> **Exercise prompt**: Within the records, say how many lines include the word "click"; the answer should be the number and no more.

[Excerpts from an interface dataset]
---*---

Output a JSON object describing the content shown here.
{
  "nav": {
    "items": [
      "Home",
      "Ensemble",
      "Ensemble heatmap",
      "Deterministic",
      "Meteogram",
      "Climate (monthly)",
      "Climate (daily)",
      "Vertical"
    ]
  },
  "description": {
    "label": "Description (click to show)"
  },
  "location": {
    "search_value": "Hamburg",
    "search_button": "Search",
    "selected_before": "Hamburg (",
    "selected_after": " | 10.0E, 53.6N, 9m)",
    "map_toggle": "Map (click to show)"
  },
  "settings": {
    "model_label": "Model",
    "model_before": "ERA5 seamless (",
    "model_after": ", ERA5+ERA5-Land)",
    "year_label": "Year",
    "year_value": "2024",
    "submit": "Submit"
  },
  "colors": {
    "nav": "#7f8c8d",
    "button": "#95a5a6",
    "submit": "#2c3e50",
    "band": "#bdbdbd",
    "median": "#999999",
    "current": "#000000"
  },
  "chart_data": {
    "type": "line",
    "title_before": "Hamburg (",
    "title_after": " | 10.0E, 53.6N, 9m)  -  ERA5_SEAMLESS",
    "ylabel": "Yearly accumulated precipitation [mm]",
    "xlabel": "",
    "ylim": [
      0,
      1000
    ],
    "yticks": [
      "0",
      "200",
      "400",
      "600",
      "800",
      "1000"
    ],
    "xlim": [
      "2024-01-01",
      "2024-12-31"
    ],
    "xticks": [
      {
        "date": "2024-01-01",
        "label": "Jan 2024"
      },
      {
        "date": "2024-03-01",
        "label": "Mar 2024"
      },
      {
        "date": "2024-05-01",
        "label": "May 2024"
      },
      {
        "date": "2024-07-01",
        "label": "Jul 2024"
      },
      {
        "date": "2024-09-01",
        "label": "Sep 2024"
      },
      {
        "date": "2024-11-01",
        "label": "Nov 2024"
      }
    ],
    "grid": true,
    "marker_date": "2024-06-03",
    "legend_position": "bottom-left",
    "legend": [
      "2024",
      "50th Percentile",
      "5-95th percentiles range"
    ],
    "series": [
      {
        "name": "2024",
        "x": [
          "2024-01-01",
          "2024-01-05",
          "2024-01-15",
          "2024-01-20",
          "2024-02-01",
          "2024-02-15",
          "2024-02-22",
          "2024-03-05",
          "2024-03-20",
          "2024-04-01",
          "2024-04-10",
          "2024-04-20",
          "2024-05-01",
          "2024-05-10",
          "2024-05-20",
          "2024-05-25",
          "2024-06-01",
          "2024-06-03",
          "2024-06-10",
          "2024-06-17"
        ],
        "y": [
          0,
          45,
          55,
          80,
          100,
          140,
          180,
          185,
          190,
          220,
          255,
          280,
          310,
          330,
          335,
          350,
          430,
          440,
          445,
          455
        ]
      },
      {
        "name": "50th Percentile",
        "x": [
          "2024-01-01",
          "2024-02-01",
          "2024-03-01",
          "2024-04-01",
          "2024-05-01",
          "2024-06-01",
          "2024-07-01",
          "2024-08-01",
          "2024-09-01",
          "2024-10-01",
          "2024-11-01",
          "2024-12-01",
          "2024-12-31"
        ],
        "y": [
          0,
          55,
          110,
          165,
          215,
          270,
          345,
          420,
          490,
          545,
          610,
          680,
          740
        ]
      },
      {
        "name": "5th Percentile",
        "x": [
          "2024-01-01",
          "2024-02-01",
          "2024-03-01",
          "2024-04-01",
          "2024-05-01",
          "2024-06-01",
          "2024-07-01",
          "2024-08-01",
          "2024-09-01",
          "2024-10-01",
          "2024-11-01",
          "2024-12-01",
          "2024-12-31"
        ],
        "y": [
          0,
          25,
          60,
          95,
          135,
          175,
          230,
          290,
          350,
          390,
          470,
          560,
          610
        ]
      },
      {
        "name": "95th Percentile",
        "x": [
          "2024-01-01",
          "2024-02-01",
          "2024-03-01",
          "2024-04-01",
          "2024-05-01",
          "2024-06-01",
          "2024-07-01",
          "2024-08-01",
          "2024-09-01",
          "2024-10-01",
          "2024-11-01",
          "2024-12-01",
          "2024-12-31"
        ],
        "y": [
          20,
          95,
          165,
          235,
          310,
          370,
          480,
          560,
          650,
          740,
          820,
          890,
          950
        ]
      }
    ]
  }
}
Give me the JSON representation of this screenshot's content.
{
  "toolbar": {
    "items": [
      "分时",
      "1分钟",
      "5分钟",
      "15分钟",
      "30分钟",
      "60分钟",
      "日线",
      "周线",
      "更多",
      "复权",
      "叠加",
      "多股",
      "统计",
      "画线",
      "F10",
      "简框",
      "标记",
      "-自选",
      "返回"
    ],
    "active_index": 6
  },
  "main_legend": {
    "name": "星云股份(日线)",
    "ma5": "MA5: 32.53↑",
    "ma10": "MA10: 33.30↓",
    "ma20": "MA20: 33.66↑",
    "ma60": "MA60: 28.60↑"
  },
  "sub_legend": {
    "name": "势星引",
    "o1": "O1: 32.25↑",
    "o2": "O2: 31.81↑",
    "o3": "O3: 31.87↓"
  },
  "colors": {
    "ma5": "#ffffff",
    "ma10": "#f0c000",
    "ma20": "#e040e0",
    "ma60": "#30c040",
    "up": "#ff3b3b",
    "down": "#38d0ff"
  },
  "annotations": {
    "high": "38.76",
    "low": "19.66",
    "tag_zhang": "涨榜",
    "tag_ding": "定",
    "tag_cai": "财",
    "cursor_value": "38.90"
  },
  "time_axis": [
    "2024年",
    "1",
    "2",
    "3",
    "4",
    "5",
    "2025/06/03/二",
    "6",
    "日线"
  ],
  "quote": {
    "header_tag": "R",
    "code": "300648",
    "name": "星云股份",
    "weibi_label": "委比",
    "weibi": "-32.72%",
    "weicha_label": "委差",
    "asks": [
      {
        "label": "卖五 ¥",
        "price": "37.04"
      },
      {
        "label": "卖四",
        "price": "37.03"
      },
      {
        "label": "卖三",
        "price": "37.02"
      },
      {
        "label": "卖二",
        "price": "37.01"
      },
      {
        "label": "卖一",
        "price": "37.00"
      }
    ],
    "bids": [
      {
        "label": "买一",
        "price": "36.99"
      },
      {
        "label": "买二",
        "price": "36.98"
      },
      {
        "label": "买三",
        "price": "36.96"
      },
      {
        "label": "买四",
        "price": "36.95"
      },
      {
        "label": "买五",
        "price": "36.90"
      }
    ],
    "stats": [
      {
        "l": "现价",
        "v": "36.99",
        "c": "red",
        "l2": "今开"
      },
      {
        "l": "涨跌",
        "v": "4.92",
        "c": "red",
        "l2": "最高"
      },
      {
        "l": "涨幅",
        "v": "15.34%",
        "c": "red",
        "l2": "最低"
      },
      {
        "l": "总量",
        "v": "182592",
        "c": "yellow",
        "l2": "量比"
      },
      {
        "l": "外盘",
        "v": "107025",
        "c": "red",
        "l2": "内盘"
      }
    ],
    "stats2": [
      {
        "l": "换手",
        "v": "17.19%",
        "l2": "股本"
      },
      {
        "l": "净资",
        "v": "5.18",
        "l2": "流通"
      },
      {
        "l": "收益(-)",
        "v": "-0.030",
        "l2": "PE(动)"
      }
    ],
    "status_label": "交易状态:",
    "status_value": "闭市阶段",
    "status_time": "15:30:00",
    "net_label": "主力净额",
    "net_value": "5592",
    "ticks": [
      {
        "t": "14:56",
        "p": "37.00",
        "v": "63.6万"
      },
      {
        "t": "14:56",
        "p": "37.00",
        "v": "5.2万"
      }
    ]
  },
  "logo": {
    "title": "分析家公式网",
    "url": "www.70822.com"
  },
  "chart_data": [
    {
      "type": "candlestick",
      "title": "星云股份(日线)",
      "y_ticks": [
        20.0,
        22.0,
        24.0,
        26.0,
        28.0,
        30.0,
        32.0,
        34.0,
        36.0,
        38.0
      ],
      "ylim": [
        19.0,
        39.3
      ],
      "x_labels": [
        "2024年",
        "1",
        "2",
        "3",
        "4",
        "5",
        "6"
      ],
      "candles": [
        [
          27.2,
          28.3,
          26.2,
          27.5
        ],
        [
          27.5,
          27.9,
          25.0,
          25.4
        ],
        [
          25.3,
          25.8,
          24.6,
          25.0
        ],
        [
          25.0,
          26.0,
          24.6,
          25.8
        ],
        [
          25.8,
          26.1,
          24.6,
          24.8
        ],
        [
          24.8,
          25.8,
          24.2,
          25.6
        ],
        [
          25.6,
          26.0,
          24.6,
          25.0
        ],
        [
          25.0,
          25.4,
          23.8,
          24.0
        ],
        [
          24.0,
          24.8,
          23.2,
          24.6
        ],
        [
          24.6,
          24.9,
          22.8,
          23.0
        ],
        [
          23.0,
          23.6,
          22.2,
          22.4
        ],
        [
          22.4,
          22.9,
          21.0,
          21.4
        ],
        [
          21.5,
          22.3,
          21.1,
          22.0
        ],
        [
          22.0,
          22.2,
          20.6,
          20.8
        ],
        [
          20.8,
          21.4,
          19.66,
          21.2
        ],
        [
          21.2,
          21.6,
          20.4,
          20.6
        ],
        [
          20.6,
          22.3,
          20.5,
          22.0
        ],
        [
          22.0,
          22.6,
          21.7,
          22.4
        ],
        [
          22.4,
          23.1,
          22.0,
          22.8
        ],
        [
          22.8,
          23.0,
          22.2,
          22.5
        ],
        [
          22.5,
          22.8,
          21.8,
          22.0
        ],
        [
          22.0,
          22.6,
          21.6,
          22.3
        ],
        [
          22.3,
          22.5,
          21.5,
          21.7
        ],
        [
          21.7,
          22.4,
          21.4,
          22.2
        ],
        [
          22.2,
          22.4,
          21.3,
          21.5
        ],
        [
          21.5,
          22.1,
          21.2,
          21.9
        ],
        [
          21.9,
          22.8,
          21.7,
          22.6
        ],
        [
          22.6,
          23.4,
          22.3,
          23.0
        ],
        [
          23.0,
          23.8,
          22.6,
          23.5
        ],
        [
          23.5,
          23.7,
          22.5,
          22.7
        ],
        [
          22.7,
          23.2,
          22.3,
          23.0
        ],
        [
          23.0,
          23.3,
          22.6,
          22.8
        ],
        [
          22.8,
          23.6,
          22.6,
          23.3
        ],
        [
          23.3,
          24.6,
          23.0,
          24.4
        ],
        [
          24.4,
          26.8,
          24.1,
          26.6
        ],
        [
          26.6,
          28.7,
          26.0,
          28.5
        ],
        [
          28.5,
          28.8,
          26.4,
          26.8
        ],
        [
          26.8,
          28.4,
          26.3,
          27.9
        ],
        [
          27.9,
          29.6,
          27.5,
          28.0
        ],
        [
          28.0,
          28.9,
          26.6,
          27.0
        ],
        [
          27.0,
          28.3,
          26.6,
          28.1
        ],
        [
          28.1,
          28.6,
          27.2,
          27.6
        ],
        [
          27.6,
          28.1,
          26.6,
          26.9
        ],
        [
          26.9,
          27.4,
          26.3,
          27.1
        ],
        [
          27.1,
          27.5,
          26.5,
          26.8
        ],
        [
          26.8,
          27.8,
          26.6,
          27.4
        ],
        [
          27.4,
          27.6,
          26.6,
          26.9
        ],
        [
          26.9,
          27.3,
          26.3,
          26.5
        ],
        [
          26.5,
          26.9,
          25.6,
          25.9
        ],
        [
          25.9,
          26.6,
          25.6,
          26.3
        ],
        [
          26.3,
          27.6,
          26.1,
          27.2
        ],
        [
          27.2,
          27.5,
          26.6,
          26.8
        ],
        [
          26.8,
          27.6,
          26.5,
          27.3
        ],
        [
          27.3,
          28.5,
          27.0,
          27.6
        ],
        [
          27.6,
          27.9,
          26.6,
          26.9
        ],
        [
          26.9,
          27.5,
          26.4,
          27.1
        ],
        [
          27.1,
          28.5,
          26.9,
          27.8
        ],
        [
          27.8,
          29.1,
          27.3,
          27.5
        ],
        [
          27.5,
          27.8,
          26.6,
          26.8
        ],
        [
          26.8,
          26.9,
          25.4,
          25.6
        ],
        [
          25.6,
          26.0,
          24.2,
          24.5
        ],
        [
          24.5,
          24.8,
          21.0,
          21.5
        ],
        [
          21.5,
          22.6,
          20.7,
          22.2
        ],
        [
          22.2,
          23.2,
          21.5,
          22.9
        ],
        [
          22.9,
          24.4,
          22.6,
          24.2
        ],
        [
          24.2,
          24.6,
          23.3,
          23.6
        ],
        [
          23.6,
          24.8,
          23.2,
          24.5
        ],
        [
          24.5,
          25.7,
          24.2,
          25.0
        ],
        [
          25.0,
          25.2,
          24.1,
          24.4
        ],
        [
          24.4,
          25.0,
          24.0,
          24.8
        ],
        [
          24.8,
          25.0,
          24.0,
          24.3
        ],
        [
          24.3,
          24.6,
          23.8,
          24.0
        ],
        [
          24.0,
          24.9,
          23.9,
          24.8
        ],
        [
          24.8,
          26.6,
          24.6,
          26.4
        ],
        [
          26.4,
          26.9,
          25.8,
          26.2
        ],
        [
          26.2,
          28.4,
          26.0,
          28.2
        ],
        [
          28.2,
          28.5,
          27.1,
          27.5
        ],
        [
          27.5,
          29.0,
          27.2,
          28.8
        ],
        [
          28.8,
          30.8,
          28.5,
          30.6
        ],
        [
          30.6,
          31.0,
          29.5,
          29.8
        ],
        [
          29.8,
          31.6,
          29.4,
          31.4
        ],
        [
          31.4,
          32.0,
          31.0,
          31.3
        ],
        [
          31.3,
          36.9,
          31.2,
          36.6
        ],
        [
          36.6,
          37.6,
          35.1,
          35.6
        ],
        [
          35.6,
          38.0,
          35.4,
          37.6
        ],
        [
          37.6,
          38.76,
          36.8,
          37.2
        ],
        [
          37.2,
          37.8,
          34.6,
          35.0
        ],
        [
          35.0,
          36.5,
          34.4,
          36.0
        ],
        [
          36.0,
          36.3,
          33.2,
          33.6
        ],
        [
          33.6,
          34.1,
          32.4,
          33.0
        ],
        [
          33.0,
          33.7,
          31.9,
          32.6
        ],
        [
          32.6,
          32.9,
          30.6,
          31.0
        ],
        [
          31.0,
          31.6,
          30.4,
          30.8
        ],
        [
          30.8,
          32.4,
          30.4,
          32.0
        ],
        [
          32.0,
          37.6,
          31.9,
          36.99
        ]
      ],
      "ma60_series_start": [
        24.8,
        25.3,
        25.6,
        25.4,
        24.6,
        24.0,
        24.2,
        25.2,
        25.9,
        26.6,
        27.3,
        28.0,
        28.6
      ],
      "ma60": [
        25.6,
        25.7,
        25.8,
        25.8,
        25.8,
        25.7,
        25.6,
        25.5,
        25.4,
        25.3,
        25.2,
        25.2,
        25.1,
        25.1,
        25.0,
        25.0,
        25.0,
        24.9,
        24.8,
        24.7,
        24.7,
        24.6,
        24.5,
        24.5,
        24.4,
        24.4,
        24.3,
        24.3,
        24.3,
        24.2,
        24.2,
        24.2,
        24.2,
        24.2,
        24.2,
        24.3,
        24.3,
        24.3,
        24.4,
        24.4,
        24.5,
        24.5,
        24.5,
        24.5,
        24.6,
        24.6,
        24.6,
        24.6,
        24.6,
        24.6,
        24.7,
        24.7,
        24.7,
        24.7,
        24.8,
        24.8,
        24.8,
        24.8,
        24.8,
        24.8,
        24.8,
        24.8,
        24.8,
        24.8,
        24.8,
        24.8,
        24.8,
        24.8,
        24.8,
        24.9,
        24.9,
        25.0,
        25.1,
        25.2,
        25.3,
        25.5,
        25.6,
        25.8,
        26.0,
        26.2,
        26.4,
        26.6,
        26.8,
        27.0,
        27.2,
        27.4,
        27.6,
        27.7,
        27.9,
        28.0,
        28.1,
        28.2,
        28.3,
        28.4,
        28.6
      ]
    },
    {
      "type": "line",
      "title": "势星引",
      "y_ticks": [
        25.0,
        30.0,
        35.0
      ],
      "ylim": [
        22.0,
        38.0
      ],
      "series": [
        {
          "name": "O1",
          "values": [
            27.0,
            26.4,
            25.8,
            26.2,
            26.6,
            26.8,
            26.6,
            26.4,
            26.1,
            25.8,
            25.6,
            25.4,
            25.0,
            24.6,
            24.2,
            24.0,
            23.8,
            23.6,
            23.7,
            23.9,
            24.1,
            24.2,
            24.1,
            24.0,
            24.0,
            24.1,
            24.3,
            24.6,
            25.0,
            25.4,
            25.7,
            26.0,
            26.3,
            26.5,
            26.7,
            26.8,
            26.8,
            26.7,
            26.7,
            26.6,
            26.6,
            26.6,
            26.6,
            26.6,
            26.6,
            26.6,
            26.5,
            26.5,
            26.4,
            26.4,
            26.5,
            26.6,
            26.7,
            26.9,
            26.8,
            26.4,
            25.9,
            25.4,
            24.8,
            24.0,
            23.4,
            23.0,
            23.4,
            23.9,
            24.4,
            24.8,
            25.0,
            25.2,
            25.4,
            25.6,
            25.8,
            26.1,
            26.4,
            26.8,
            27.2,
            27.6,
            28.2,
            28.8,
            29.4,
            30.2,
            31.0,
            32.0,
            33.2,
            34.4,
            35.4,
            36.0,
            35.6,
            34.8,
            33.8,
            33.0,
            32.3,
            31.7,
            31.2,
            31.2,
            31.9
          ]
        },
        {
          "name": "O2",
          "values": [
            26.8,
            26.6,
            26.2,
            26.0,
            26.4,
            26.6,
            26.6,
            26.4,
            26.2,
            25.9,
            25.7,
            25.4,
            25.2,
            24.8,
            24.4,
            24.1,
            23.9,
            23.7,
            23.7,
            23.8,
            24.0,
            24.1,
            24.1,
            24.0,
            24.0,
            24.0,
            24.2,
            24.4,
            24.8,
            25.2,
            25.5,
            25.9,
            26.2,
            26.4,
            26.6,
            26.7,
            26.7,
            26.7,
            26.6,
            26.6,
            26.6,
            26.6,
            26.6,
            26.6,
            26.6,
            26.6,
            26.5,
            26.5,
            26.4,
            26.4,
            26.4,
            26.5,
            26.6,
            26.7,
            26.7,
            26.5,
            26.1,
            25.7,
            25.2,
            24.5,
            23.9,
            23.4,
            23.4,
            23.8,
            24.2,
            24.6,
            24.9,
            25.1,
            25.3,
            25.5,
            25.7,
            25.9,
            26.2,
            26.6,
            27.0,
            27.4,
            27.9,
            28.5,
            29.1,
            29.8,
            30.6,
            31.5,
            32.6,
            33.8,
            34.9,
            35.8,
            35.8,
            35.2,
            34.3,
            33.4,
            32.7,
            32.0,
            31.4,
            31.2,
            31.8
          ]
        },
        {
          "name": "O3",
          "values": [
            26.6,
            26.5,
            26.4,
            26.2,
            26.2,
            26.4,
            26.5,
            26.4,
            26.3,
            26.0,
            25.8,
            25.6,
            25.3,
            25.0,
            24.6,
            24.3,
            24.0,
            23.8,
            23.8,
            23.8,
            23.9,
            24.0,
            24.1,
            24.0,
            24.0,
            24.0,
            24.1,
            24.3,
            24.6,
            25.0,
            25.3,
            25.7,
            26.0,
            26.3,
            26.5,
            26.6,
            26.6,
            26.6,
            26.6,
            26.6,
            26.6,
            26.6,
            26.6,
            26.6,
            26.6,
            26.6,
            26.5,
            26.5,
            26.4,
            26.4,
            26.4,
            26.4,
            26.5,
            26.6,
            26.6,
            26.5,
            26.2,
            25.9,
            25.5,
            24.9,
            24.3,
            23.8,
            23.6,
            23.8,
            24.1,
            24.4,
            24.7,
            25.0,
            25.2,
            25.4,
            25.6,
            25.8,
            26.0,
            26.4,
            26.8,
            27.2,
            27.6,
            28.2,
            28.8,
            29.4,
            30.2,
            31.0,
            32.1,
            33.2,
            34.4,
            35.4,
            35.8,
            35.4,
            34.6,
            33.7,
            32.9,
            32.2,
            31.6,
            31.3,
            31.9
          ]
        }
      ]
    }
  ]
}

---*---

> **Completed exercise**: 2